and emptied the bottom lock chamber completely. I should have then closed the bottom gate
paddles before continuing. I could have then moved Alice into the top
lock chamber and opened the middle gate paddle. As both lock chambers have the same amount
of water in them, the level would have equalised correctly, and I could carry on down through
the second staircase lock and onto the bottom canal. I’m sorry to say, filming all of this wasn’t
my primary goal here. Alice could have at any moment become un-wedged and dangerously
drop down into the chamber. If one end had stayed wedged, I could have very quickly and very
easily have flooded the boat and destroyed my home. So I needed to act quickly. It was a bit of a scary moment when your boat
wedges in the lock and the water of the lock is lower than your boat. Follow the signs and don’t open the middle
gate to try and speed things up. Empty this lock, close the pedals then deal with the
next lock. That’s all I can say. It was literally 20 to 30 seconds, enough time for me to get
up there open both pedals and come back and of course you don’t know until both are level
and then you realise how, hang on a minute, there’s, you know couple of foot or a meter
or less than a meter less water in both locks and because of that, Alice got wedged. [Music] Well that was an interesting way to start
the day and it’s not even 9 o’clock. Oh dear. [Music] So I just came up the last lock. That was
a really good example of how being nice and polite, and making nice comments helps you. It’s something in life, in general really. Lots of garages will have ths special #### tax.
I’m going to have to bleep that word so I apologise. If you turn up to a garage, or you just turn
up to a lock and ignore people, then they’re not going to help you. Back at that lock there were two Canal & River
Trust members of staff. They were busy cutting the grass and making the place look good.
And I went up, said hello, thanked them for their work and said it looked much better,
because it did. And I got into a bit of a conversation whilst
the lock was filling up with water. Because of that, at the end, they could see I was
on my own, and as I was climbing back down onto the roof of the boat they said “don’t
worry mate, we’ll close the gates for you”. So it’s just a bit of nice, a bit of pleasantry
goes a long way because otherwise I’d have had to stop the boat, get out and close the
gates again. [Music] As record summer temperatures were forecast,
it was great to be able to move my entire home under the cover of these trees, protecting
it from the suns heat. It turned out to make a huge difference to the temperature onboard
and something I shall remember for the next heatwave. Until then, I’ll see you later.

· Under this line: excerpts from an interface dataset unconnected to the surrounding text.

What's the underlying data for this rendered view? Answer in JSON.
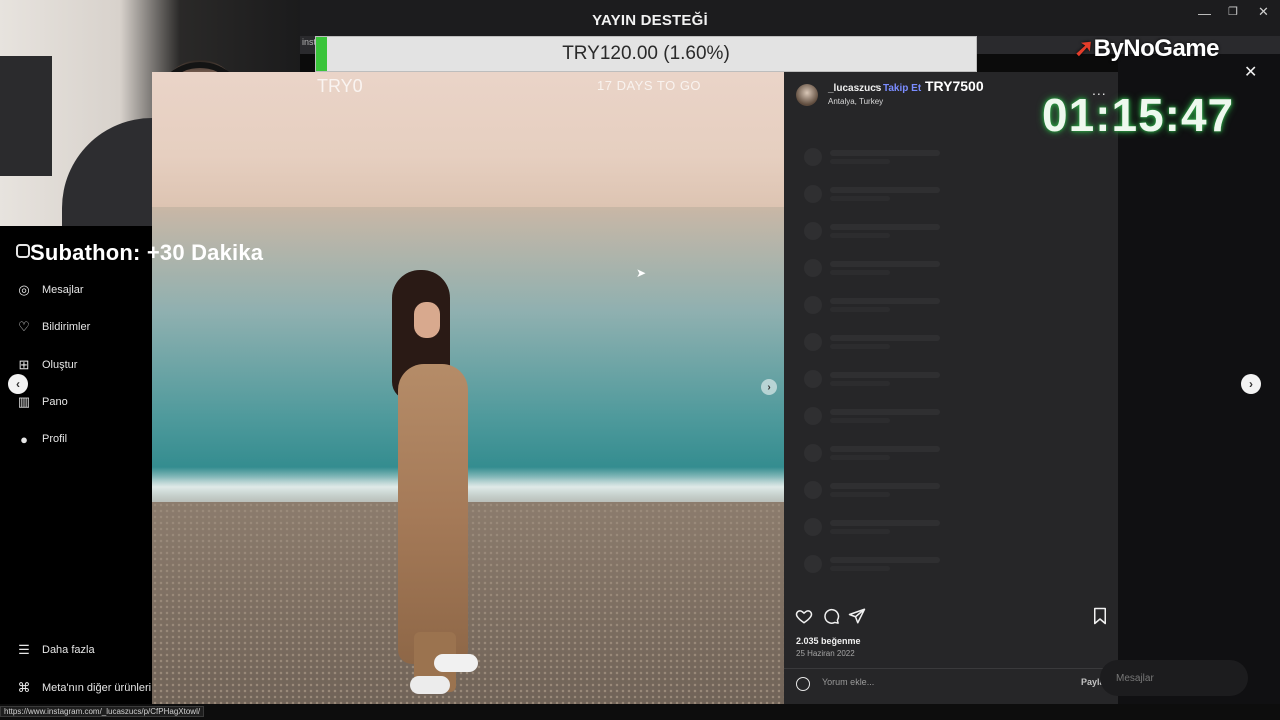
{
  "browser": {
    "title": "YAYIN DESTEĞİ",
    "tab_fragment": "inst",
    "status_url": "https://www.instagram.com/_lucaszucs/p/CfPHagXtowl/",
    "window_controls": [
      "—",
      "❐",
      "✕"
    ]
  },
  "donation_goal": {
    "label": "TRY120.00 (1.60%)",
    "progress_percent": 1.6,
    "current": "TRY0",
    "days_left": "17 DAYS TO GO",
    "fill_color": "#39c43a"
  },
  "overlay": {
    "subathon": "Subathon: +30 Dakika",
    "donation_amount": "TRY7500",
    "brand": "ByNoGame",
    "timer": "01:15:47",
    "timer_glow": "#2c9a42"
  },
  "sidebar": {
    "items": [
      {
        "label": "Mesajlar",
        "icon": "messenger-icon",
        "glyph": "◎"
      },
      {
        "label": "Bildirimler",
        "icon": "heart-icon",
        "glyph": "♡"
      },
      {
        "label": "Oluştur",
        "icon": "plus-square-icon",
        "glyph": "⊞"
      },
      {
        "label": "Pano",
        "icon": "dashboard-icon",
        "glyph": "▥"
      },
      {
        "label": "Profil",
        "icon": "profile-icon",
        "glyph": "●"
      }
    ],
    "more": {
      "label": "Daha fazla",
      "icon": "menu-icon",
      "glyph": "☰"
    },
    "meta": {
      "label": "Meta'nın diğer ürünleri",
      "icon": "meta-icon",
      "glyph": "⌘"
    }
  },
  "post": {
    "username": "_lucaszucs",
    "separator": "•",
    "follow_label": "Takip Et",
    "location": "Antalya, Turkey",
    "more_label": "...",
    "likes": "2.035 beğenme",
    "date": "25 Haziran 2022",
    "comment_placeholder": "Yorum ekle...",
    "share_label": "Paylaş",
    "accent": "#7a8cff"
  },
  "right": {
    "messages_label": "Mesajlar",
    "close_label": "✕"
  },
  "nav_arrows": {
    "prev": "‹",
    "next": "›"
  }
}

100 Comments

Add a Comment

Your email address will not be published. Required fields are marked *